Each line of the data must reappear exactly in your answer, with no images included.

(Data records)
==================================================

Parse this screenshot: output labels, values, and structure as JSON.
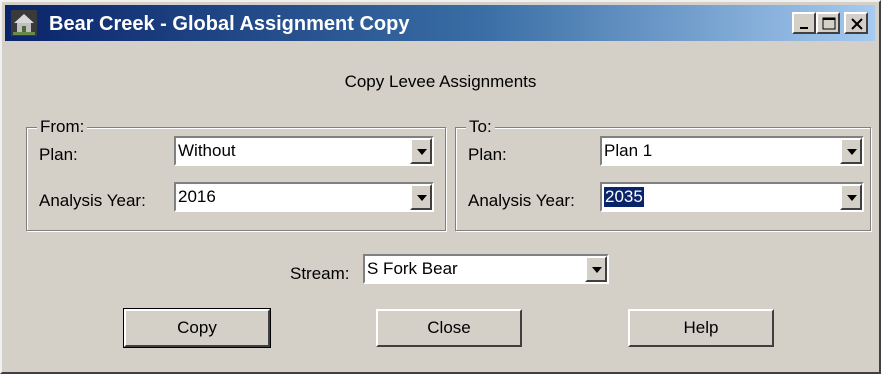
{
  "window": {
    "title": "Bear Creek - Global Assignment Copy",
    "icon": "house-icon",
    "controls": [
      "minimize-icon",
      "maximize-icon",
      "close-icon"
    ]
  },
  "heading": "Copy Levee Assignments",
  "from": {
    "legend": "From:",
    "plan_label": "Plan:",
    "plan_value": "Without",
    "year_label": "Analysis Year:",
    "year_value": "2016"
  },
  "to": {
    "legend": "To:",
    "plan_label": "Plan:",
    "plan_value": "Plan 1",
    "year_label": "Analysis Year:",
    "year_value": "2035"
  },
  "stream": {
    "label": "Stream:",
    "value": "S Fork Bear"
  },
  "buttons": {
    "copy": "Copy",
    "close": "Close",
    "help": "Help"
  },
  "colors": {
    "face": "#d4d0c8",
    "title_start": "#0a246a",
    "title_end": "#a6caf0",
    "selection": "#0a246a"
  }
}
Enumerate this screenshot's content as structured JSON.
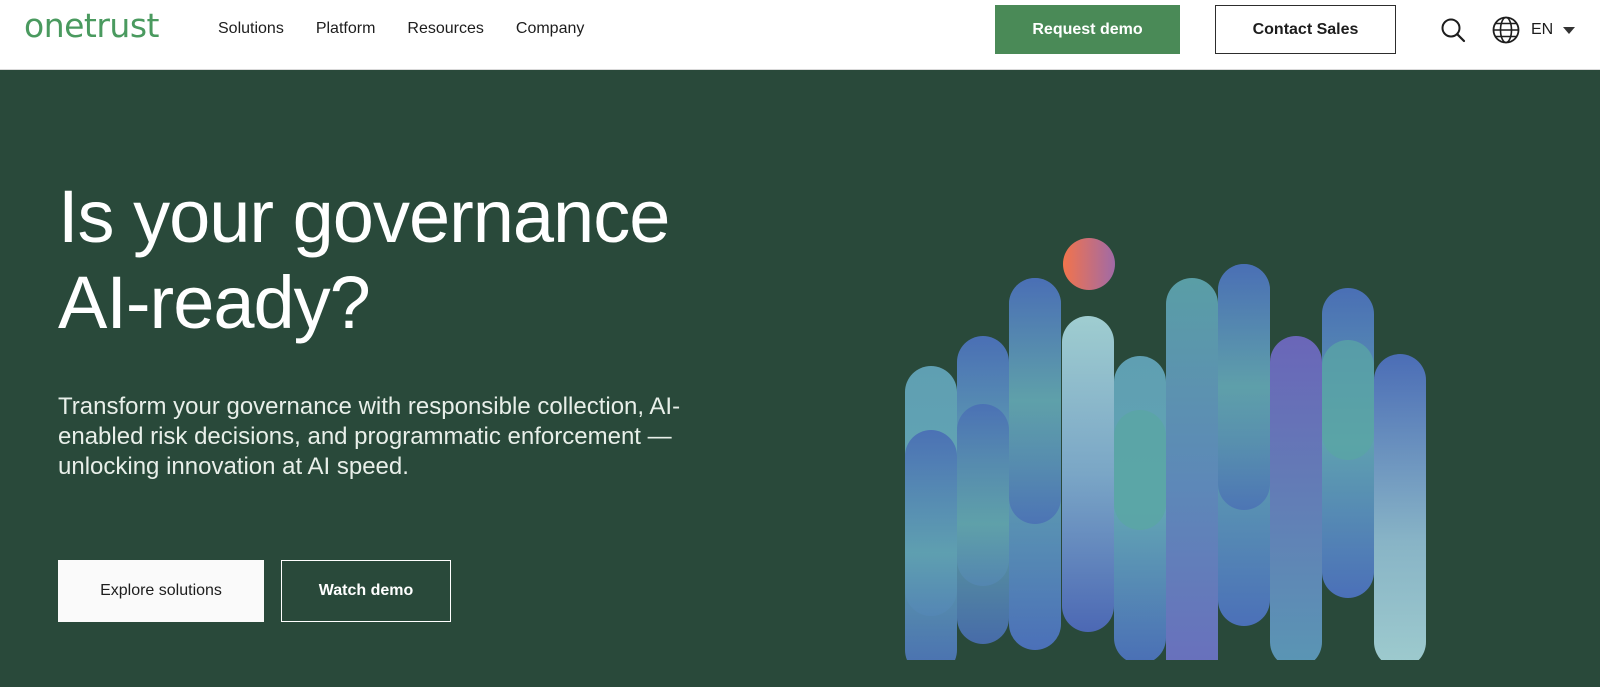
{
  "brand": {
    "logo_text": "onetrust",
    "logo_color": "#4a9a5f"
  },
  "nav": {
    "items": [
      "Solutions",
      "Platform",
      "Resources",
      "Company"
    ]
  },
  "header_actions": {
    "request_demo_label": "Request demo",
    "contact_sales_label": "Contact Sales",
    "search_icon": "search-icon",
    "language_icon": "globe-icon",
    "language_code": "EN"
  },
  "hero": {
    "headline_line1": "Is your governance",
    "headline_line2": "AI-ready?",
    "subtext": "Transform your governance with responsible collection, AI-enabled risk decisions, and programmatic enforcement — unlocking innovation at AI speed.",
    "explore_label": "Explore solutions",
    "watch_label": "Watch demo",
    "background_color": "#29493a"
  },
  "colors": {
    "accent_green": "#4a8a57",
    "art_blue": "#4a6fb5",
    "art_teal": "#64a6b0",
    "art_purple": "#6a6ab8",
    "art_orb": "#e8704f"
  }
}
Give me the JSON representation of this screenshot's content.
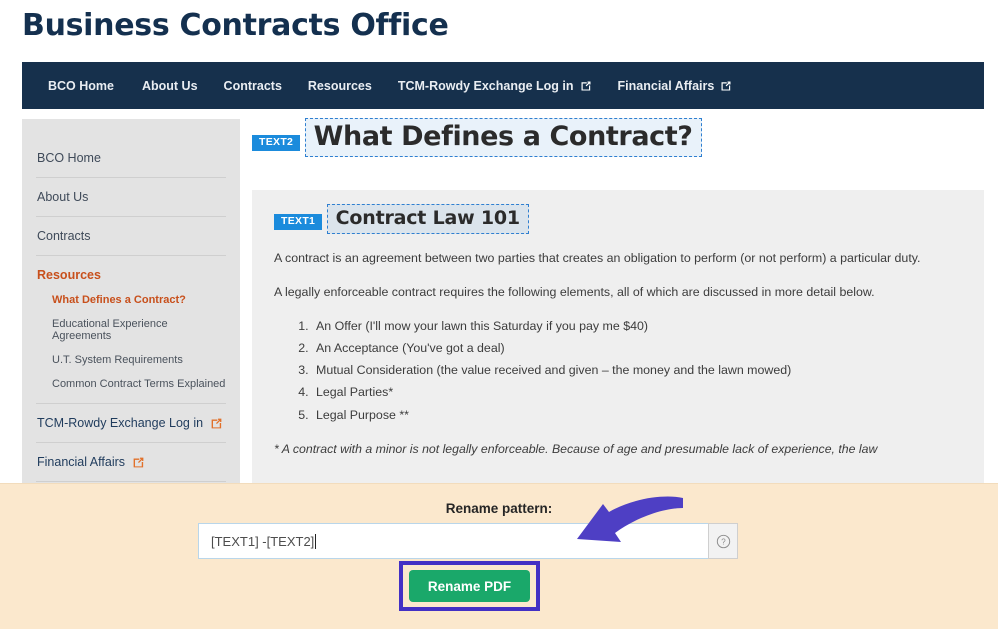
{
  "page": {
    "title": "Business Contracts Office"
  },
  "topnav": {
    "items": [
      {
        "label": "BCO Home",
        "external": false
      },
      {
        "label": "About Us",
        "external": false
      },
      {
        "label": "Contracts",
        "external": false
      },
      {
        "label": "Resources",
        "external": false
      },
      {
        "label": "TCM-Rowdy Exchange Log in",
        "external": true,
        "icon": "external-link-icon"
      },
      {
        "label": "Financial Affairs",
        "external": true,
        "icon": "external-link-icon"
      }
    ]
  },
  "sidebar": {
    "items": [
      {
        "label": "BCO Home",
        "active": false,
        "external": false
      },
      {
        "label": "About Us",
        "active": false,
        "external": false
      },
      {
        "label": "Contracts",
        "active": false,
        "external": false
      },
      {
        "label": "Resources",
        "active": true,
        "external": false
      },
      {
        "label": "TCM-Rowdy Exchange Log in",
        "active": false,
        "external": true,
        "icon": "external-link-icon"
      },
      {
        "label": "Financial Affairs",
        "active": false,
        "external": true,
        "icon": "external-link-icon"
      }
    ],
    "subitems": [
      {
        "label": "What Defines a Contract?",
        "active": true
      },
      {
        "label": "Educational Experience Agreements",
        "active": false
      },
      {
        "label": "U.T. System Requirements",
        "active": false
      },
      {
        "label": "Common Contract Terms Explained",
        "active": false
      }
    ]
  },
  "main": {
    "badge_text2": "TEXT2",
    "heading": "What Defines a Contract?",
    "badge_text1": "TEXT1",
    "subheading": "Contract Law 101",
    "paragraph1": "A contract is an agreement between two parties that creates an obligation to perform (or not perform) a particular duty.",
    "paragraph2": "A legally enforceable contract requires the following elements, all of which are discussed in more detail below.",
    "list": [
      "An Offer (I'll mow your lawn this Saturday if you pay me $40)",
      "An Acceptance (You've got a deal)",
      "Mutual Consideration (the value received and given – the money and the lawn mowed)",
      "Legal Parties*",
      "Legal Purpose **"
    ],
    "footnote": "* A contract with a minor is not legally enforceable. Because of age and presumable lack of experience, the law"
  },
  "panel": {
    "label": "Rename pattern:",
    "input_value": "[TEXT1] -[TEXT2]",
    "input_placeholder": "Enter rename pattern",
    "help_icon": "question-mark-circle-icon",
    "button_label": "Rename PDF",
    "arrow_icon": "curved-arrow-icon"
  },
  "colors": {
    "nav_bg": "#16304c",
    "title": "#14304f",
    "badge_blue": "#1b8bdc",
    "accent_orange": "#c8501c",
    "panel_bg": "#fbe8cd",
    "button_green": "#1aa86a",
    "highlight_purple": "#4330c4",
    "sidebar_bg": "#e3e3e3",
    "card_bg": "#efefef"
  }
}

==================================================

## [Response to this exercise]
Parse this screenshot: output labels, values, and structure as JSON.
{
  "window": {
    "title": "Bear Creek - Global Assignment Copy",
    "icon": "house-icon",
    "controls": [
      "minimize-icon",
      "maximize-icon",
      "close-icon"
    ]
  },
  "heading": "Copy Levee Assignments",
  "from": {
    "legend": "From:",
    "plan_label": "Plan:",
    "plan_value": "Without",
    "year_label": "Analysis Year:",
    "year_value": "2016"
  },
  "to": {
    "legend": "To:",
    "plan_label": "Plan:",
    "plan_value": "Plan 1",
    "year_label": "Analysis Year:",
    "year_value": "2035"
  },
  "stream": {
    "label": "Stream:",
    "value": "S Fork Bear"
  },
  "buttons": {
    "copy": "Copy",
    "close": "Close",
    "help": "Help"
  },
  "colors": {
    "face": "#d4d0c8",
    "title_start": "#0a246a",
    "title_end": "#a6caf0",
    "selection": "#0a246a"
  }
}
Enumerate this screenshot's content as structured JSON.
{
  "brand": {
    "logo_text": "onetrust",
    "logo_color": "#4a9a5f"
  },
  "nav": {
    "items": [
      "Solutions",
      "Platform",
      "Resources",
      "Company"
    ]
  },
  "header_actions": {
    "request_demo_label": "Request demo",
    "contact_sales_label": "Contact Sales",
    "search_icon": "search-icon",
    "language_icon": "globe-icon",
    "language_code": "EN"
  },
  "hero": {
    "headline_line1": "Is your governance",
    "headline_line2": "AI-ready?",
    "subtext": "Transform your governance with responsible collection, AI-enabled risk decisions, and programmatic enforcement — unlocking innovation at AI speed.",
    "explore_label": "Explore solutions",
    "watch_label": "Watch demo",
    "background_color": "#29493a"
  },
  "colors": {
    "accent_green": "#4a8a57",
    "art_blue": "#4a6fb5",
    "art_teal": "#64a6b0",
    "art_purple": "#6a6ab8",
    "art_orb": "#e8704f"
  }
}
Give me the JSON representation of this screenshot's content.
{
  "page": {
    "title": "Business Contracts Office"
  },
  "topnav": {
    "items": [
      {
        "label": "BCO Home",
        "external": false
      },
      {
        "label": "About Us",
        "external": false
      },
      {
        "label": "Contracts",
        "external": false
      },
      {
        "label": "Resources",
        "external": false
      },
      {
        "label": "TCM-Rowdy Exchange Log in",
        "external": true,
        "icon": "external-link-icon"
      },
      {
        "label": "Financial Affairs",
        "external": true,
        "icon": "external-link-icon"
      }
    ]
  },
  "sidebar": {
    "items": [
      {
        "label": "BCO Home",
        "active": false,
        "external": false
      },
      {
        "label": "About Us",
        "active": false,
        "external": false
      },
      {
        "label": "Contracts",
        "active": false,
        "external": false
      },
      {
        "label": "Resources",
        "active": true,
        "external": false
      },
      {
        "label": "TCM-Rowdy Exchange Log in",
        "active": false,
        "external": true,
        "icon": "external-link-icon"
      },
      {
        "label": "Financial Affairs",
        "active": false,
        "external": true,
        "icon": "external-link-icon"
      }
    ],
    "subitems": [
      {
        "label": "What Defines a Contract?",
        "active": true
      },
      {
        "label": "Educational Experience Agreements",
        "active": false
      },
      {
        "label": "U.T. System Requirements",
        "active": false
      },
      {
        "label": "Common Contract Terms Explained",
        "active": false
      }
    ]
  },
  "main": {
    "badge_text2": "TEXT2",
    "heading": "What Defines a Contract?",
    "badge_text1": "TEXT1",
    "subheading": "Contract Law 101",
    "paragraph1": "A contract is an agreement between two parties that creates an obligation to perform (or not perform) a particular duty.",
    "paragraph2": "A legally enforceable contract requires the following elements, all of which are discussed in more detail below.",
    "list": [
      "An Offer (I'll mow your lawn this Saturday if you pay me $40)",
      "An Acceptance (You've got a deal)",
      "Mutual Consideration (the value received and given – the money and the lawn mowed)",
      "Legal Parties*",
      "Legal Purpose **"
    ],
    "footnote": "* A contract with a minor is not legally enforceable. Because of age and presumable lack of experience, the law"
  },
  "panel": {
    "label": "Rename pattern:",
    "input_value": "[TEXT1] -[TEXT2]",
    "input_placeholder": "Enter rename pattern",
    "help_icon": "question-mark-circle-icon",
    "button_label": "Rename PDF",
    "arrow_icon": "curved-arrow-icon"
  },
  "colors": {
    "nav_bg": "#16304c",
    "title": "#14304f",
    "badge_blue": "#1b8bdc",
    "accent_orange": "#c8501c",
    "panel_bg": "#fbe8cd",
    "button_green": "#1aa86a",
    "highlight_purple": "#4330c4",
    "sidebar_bg": "#e3e3e3",
    "card_bg": "#efefef"
  }
}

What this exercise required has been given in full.